Cathay Pacific makes a fine art out of choosing its wines

PUBLISHED : Friday, 03 May, 2013, 12:00am
UPDATED : Friday, 03 May, 2013, 5:40am

Picking a wine for an airline isn't as easy as you'd think. It's not just a matter of taste and quality, but also about how the wine travels.

"It's like in CSI [ Crime Scene Investigation], when they want to separate the different parts of something, they shake it up. That happens to wine when it's in the air because of the plane's vibrations," said Roy Moorfield, a Melbourne-based consultant for Cathay Pacific at a wine tasting event organised by the airline yesterday.

The cabin's dryness also affects how the wine tastes, as dry noses make for less sensitive taste buds. So, says Moorfield and his fellow consultants, what you need is a wine with soft tannins, balanced acidity and a stronger fruit flavour, and one that tastes good even after being shaken up. Bitter flavours and tannins tend to be enhanced on a flight.

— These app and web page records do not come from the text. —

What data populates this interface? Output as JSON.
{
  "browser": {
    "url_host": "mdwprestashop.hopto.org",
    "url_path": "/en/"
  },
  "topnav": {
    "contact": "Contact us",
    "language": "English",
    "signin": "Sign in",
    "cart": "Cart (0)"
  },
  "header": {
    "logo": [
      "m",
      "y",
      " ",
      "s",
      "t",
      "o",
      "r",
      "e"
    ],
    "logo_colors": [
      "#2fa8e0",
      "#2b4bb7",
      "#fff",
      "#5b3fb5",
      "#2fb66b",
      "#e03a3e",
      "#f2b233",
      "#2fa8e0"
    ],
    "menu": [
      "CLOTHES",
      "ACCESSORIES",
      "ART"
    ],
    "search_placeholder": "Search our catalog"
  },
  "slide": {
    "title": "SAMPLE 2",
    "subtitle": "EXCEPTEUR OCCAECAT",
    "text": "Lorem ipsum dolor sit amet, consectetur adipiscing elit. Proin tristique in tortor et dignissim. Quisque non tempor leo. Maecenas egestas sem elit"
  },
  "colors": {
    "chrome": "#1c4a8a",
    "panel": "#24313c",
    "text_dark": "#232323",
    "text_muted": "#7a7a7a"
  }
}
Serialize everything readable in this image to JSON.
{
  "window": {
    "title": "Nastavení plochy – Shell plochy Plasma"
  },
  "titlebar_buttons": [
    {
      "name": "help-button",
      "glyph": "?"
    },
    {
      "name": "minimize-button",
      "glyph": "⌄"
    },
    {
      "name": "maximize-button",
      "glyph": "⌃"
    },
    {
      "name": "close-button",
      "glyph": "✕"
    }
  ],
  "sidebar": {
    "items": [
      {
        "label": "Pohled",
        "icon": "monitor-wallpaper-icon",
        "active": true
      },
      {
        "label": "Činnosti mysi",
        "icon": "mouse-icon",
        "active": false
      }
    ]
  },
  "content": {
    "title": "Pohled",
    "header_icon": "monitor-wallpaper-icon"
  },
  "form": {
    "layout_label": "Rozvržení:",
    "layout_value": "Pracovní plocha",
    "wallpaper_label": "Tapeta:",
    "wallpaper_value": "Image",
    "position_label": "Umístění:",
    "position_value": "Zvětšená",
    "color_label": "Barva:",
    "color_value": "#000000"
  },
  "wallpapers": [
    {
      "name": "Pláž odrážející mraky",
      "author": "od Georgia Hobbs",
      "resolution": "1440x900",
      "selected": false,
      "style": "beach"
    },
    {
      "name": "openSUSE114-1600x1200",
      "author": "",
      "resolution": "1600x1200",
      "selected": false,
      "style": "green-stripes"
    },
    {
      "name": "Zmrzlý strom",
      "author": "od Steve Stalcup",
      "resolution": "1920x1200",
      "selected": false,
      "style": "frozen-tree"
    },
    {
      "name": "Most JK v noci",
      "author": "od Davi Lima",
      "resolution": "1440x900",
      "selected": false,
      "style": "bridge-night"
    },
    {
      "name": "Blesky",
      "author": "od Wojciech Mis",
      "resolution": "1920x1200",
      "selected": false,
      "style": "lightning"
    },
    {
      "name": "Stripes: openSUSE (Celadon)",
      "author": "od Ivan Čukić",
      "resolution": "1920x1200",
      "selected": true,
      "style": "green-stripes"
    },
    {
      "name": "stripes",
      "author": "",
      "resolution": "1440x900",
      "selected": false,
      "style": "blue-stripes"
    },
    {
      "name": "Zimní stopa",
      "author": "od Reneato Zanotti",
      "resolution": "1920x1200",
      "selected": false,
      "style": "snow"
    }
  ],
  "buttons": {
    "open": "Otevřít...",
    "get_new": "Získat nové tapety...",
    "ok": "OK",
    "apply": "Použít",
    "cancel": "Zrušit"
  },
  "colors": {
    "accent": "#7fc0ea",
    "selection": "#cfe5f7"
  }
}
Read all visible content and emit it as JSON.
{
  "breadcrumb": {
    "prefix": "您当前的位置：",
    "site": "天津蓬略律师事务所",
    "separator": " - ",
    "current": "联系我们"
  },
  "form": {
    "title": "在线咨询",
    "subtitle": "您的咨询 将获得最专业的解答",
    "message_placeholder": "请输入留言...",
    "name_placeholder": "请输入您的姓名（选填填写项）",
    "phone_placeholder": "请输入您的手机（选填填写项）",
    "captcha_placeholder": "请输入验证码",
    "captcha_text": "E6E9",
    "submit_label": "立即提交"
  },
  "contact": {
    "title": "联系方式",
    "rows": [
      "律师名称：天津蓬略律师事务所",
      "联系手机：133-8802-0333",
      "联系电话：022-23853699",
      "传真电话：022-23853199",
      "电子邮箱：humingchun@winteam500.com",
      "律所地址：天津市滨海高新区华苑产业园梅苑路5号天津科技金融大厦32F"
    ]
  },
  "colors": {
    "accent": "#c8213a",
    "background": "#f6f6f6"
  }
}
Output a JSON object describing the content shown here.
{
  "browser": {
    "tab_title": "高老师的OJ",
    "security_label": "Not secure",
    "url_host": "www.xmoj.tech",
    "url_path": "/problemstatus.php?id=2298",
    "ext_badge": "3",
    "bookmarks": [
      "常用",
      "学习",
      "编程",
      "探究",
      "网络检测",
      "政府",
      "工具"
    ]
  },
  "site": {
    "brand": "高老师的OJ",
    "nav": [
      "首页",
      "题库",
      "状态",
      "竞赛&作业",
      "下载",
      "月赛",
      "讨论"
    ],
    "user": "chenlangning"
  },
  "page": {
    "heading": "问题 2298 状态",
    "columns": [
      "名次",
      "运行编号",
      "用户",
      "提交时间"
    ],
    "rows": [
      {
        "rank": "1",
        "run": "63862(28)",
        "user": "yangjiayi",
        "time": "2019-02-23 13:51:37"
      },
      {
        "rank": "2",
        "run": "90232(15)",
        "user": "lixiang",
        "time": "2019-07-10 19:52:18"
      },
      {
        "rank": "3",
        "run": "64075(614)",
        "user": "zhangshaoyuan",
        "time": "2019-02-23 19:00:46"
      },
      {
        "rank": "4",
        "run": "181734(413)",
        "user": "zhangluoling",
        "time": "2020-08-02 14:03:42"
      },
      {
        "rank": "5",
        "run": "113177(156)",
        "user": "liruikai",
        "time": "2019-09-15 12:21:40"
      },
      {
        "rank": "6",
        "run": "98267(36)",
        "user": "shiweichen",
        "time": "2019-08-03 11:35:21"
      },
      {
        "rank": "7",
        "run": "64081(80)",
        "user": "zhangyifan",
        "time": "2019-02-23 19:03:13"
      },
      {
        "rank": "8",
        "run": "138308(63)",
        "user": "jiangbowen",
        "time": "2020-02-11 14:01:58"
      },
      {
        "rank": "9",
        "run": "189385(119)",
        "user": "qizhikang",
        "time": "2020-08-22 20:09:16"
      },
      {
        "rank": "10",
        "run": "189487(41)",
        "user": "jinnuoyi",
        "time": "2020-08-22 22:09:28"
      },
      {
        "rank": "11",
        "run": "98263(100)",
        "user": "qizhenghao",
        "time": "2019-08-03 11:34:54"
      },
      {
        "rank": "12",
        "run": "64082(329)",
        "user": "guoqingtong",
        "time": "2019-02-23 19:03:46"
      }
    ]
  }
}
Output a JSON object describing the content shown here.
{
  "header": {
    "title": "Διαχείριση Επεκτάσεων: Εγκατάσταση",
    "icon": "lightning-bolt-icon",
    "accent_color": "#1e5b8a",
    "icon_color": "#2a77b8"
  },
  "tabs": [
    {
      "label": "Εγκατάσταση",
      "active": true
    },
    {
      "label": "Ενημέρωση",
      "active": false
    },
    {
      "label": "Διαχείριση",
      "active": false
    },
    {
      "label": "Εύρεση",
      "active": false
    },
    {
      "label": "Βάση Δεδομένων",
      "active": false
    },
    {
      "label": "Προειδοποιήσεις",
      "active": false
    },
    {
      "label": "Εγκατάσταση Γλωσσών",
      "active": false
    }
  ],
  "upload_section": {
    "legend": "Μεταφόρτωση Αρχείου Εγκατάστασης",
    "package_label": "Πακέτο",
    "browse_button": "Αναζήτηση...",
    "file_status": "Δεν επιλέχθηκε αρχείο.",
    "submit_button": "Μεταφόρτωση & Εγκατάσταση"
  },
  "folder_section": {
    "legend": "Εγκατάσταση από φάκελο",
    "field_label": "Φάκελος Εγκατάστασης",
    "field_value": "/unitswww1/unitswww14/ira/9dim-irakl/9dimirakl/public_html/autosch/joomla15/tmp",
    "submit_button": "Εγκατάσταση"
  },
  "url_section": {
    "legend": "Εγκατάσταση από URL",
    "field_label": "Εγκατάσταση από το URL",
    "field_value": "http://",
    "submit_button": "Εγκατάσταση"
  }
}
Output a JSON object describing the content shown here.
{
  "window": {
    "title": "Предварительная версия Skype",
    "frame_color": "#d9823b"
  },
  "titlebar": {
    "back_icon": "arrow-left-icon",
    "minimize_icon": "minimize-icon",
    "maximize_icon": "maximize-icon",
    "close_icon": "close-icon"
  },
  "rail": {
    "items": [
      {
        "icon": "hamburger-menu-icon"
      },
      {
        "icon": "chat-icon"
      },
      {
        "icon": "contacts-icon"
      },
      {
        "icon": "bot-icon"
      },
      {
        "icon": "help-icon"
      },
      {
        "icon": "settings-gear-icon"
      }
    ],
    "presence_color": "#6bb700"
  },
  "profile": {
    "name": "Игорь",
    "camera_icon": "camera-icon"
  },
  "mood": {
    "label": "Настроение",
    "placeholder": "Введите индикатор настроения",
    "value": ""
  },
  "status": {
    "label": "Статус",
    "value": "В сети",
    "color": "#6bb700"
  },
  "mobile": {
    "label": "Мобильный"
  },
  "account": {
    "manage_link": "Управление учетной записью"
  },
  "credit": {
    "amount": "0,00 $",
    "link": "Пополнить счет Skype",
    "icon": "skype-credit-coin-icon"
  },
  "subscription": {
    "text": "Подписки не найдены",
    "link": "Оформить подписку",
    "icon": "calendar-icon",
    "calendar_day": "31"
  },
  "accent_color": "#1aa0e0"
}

Wine consumption on Cathay flights has risen in the past decade, says Clara Yip, the airline's catering manager for wine, beverage and catering supplies. Last year, Cathay went through 1.5 million bottles of tipple, compared with less than a million bottles 10 years ago, she said. To keep up with the demand, Moorfield, Yip and other consultants get together about six times a year to sample wines, going through up to 10,000 glasses of alcohol a year on their job. Wine selections on flights can be changed up to three times a year.

"For economy class white, we need something fresh," said Yip. "It can be older, depending on what class it's being served in. One promotional wine we're doing is from 2004." All wines are put through a blind taste test so that labels will not play a part in the selection.

The airline carries more than 100 varieties of wines on its routes. The current selection comprises picks from France, Italy, South Africa, Australia, New Zealand and the United States.

Asked whether the incidents of drunk and disorderly conduct had risen with more wine consumed on flights, Yip said she was not aware if there was any increase, but that staff were instructed to cease serving alcohol and offer other beverages intoxicated passengers.

Last year, Japanese businessman Kumagai Shinobu was charged for behaving in a disorderly manner on an inbound Cathay flight from Japan.